→ **Aim of the exercise**
Report each line of the records below that uses the word "JSON".

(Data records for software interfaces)
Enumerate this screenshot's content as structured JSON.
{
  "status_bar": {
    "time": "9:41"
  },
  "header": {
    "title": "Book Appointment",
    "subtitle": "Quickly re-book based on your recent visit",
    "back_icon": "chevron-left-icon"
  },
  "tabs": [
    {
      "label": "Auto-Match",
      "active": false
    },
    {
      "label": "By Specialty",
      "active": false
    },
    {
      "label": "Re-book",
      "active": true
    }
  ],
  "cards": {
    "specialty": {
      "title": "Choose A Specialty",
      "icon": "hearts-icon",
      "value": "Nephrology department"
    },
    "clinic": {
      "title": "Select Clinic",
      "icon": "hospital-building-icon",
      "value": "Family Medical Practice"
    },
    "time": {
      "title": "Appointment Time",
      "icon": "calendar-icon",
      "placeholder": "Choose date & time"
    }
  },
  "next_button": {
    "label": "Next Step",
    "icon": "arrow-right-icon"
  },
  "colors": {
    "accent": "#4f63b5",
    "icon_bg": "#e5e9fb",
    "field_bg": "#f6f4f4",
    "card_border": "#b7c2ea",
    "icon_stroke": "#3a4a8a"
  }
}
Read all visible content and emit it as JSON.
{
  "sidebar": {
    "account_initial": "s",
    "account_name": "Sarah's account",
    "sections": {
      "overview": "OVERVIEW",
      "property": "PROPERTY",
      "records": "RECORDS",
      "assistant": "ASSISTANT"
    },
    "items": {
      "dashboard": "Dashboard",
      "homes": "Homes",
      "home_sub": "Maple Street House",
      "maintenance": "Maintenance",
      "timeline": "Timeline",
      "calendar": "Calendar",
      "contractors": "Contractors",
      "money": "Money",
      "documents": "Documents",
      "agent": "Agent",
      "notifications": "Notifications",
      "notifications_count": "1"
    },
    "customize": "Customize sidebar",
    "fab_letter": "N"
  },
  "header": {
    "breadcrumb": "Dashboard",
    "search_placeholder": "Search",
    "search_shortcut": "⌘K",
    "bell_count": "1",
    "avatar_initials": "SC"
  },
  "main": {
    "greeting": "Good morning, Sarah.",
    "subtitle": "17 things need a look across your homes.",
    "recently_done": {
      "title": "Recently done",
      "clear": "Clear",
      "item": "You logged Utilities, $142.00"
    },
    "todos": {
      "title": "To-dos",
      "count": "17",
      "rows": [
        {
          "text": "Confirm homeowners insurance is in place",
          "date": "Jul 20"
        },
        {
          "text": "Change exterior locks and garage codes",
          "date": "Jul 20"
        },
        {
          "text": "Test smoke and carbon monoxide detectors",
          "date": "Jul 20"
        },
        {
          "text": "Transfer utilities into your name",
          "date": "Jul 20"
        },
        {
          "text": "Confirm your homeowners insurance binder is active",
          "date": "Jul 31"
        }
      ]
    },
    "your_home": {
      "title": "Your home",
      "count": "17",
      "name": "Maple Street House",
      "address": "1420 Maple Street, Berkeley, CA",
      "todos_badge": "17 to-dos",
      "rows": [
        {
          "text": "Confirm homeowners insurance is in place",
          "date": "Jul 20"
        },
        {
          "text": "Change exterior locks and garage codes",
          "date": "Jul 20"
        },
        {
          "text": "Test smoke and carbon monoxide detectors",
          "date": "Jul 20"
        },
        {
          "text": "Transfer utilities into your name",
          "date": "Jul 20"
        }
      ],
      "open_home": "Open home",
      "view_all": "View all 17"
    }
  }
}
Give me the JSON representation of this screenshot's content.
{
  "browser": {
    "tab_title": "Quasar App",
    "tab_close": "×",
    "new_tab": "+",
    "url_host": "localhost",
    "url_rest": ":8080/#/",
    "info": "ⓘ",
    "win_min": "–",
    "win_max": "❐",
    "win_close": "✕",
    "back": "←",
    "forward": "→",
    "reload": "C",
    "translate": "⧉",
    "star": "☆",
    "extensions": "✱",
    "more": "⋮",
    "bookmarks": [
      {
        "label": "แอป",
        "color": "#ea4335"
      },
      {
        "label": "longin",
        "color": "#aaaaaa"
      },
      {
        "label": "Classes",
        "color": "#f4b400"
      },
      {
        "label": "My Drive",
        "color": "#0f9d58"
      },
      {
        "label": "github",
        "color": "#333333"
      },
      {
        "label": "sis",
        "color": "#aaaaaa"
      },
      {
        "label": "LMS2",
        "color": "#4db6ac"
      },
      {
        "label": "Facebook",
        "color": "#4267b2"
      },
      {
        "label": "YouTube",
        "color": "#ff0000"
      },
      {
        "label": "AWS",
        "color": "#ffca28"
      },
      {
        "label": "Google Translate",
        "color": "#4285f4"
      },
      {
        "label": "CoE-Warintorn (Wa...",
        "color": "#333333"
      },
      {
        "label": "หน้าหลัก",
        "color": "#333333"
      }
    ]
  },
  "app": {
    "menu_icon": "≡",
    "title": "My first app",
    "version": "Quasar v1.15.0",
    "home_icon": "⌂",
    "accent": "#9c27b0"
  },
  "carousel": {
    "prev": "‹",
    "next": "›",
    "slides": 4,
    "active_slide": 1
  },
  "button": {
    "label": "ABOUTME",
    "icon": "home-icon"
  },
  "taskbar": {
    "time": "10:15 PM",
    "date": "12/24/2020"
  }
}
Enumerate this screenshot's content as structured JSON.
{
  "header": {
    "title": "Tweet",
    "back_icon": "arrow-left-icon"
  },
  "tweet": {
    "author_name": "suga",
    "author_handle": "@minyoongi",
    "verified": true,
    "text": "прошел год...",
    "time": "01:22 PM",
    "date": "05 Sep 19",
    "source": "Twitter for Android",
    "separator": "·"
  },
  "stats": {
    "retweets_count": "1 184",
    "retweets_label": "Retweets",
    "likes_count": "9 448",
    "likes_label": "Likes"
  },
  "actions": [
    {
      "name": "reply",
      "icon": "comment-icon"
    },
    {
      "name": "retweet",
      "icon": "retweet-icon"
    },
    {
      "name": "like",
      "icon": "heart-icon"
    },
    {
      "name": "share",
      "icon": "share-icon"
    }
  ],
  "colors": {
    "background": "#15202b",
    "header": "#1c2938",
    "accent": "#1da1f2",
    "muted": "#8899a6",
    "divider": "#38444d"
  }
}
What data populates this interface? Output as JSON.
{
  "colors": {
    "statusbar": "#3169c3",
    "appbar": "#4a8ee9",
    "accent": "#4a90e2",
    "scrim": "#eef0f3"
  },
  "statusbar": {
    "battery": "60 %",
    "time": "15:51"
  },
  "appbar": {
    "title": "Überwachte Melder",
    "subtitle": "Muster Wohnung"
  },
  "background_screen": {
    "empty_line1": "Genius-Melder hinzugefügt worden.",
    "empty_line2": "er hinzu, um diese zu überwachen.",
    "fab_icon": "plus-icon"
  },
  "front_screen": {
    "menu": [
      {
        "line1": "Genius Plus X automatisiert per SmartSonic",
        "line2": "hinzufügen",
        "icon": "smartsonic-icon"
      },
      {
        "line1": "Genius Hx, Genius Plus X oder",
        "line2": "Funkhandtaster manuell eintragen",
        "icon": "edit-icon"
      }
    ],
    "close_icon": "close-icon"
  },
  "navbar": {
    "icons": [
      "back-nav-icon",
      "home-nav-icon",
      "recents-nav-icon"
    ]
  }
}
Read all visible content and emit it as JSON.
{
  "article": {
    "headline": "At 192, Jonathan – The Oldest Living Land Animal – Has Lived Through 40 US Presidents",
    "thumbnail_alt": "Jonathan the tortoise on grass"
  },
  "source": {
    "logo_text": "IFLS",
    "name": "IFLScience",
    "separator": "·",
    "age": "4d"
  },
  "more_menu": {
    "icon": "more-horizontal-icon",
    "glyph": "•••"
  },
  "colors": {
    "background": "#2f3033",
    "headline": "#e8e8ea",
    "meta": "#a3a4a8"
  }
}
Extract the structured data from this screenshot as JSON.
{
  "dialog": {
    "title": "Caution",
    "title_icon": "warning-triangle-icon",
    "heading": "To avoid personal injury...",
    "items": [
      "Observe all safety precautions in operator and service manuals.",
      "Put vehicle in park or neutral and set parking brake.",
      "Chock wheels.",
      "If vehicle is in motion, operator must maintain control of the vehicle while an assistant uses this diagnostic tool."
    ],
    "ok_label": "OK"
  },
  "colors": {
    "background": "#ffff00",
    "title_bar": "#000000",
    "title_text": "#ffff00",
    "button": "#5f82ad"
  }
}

→ **Finished task**
Enumerate this screenshot's content as structured JSON.
Read all visible content and emit it as JSON.
Give me the JSON representation of this screenshot's content.
Enumerate this screenshot's content as structured JSON.
What data populates this interface? Output as JSON.
Read all visible content and emit it as JSON.
Extract the structured data from this screenshot as JSON.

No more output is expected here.